North Carolina native Kay Selwyn Layton is a woman on a mental health mission. The 28-year-old has created #EndTheStigma, a social media campaign that employs concise and colorful mental illness badges to end the stigma surrounding mental health issues and shed some much-needed light on invisible illnesses. As both an advocate for mental health awareness and an individual with her own disorders, Layton hopes to normalize such struggles and eradicate the harmful societal shame that surrounds them.
Each badge is composed of bold, white text against a simple and colorful background. Most declarations open with the words, “I have,” which are followed by the names of myriad mental illnesses, including depression, forms of anxiety, various personality disorders, and body image issues. Beneath each proclamation are three hashtags: #EndTheStigma, #1in5 (a statistic that describes the number of American adults who suffer from mental illness in a given year), and #YouAreNotAlone. Layton invites those with mental health issues to use the badges—either individually or as a collage if more than one applies—as profile pictures on Facebook to prove the prevalence of each illness and create an open dialog about mental health.
Layton was inspired to create the End The Stigma campaign following the tragic death of beloved actress Carrie Fisher in December 2016. Fisher openly struggled with mental illness, and has long been admired for her advocacy in addition to her acting. “When Carrie Fisher passed, I was heartbroken,” Layton explained on Facebook. “Leia was my childhood hero, and Carrie’s outspokenness about her own struggles with Bipolar made her my adult hero as well. I decided it was my turn to step up, and make any increase I could in mental health advocacy.”

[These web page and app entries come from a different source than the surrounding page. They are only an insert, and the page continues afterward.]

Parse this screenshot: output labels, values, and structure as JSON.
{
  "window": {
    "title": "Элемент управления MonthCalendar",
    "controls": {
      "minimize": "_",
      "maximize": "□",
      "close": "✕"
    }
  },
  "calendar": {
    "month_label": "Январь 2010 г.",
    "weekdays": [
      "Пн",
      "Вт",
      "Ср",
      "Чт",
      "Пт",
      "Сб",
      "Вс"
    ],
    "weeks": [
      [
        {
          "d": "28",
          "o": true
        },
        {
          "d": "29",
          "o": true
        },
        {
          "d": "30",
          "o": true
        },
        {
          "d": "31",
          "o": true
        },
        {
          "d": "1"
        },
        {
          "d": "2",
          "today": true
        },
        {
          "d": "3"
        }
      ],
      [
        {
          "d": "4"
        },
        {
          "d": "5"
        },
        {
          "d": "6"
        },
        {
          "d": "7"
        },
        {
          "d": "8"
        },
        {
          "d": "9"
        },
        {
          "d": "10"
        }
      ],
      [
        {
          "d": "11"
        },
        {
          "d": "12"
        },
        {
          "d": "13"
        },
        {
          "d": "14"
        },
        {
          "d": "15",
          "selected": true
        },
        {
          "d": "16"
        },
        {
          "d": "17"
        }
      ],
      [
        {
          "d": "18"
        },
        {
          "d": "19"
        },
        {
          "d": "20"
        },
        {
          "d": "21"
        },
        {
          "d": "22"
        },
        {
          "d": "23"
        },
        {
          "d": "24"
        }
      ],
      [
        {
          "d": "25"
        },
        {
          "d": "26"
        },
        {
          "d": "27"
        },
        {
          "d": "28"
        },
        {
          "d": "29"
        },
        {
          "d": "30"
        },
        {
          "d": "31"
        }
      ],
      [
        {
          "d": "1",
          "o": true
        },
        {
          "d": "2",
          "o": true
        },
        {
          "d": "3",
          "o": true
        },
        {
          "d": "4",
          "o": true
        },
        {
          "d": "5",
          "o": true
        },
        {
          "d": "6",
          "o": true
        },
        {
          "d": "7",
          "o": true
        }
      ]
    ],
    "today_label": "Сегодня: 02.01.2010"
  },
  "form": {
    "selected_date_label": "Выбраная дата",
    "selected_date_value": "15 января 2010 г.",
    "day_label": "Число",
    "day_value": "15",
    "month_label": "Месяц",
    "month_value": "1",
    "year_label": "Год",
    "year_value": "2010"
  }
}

Recently, Layton has also created badges for other conditions shrouded in stigma, including invisible illnesses, self harm and suicide, and neurodiversity. You can see each eye-opening album on the #EndTheStigma Facebook page, and you can follow the #EndTheStigma hashtag as it trends on Facebook, Instagram, and Twitter.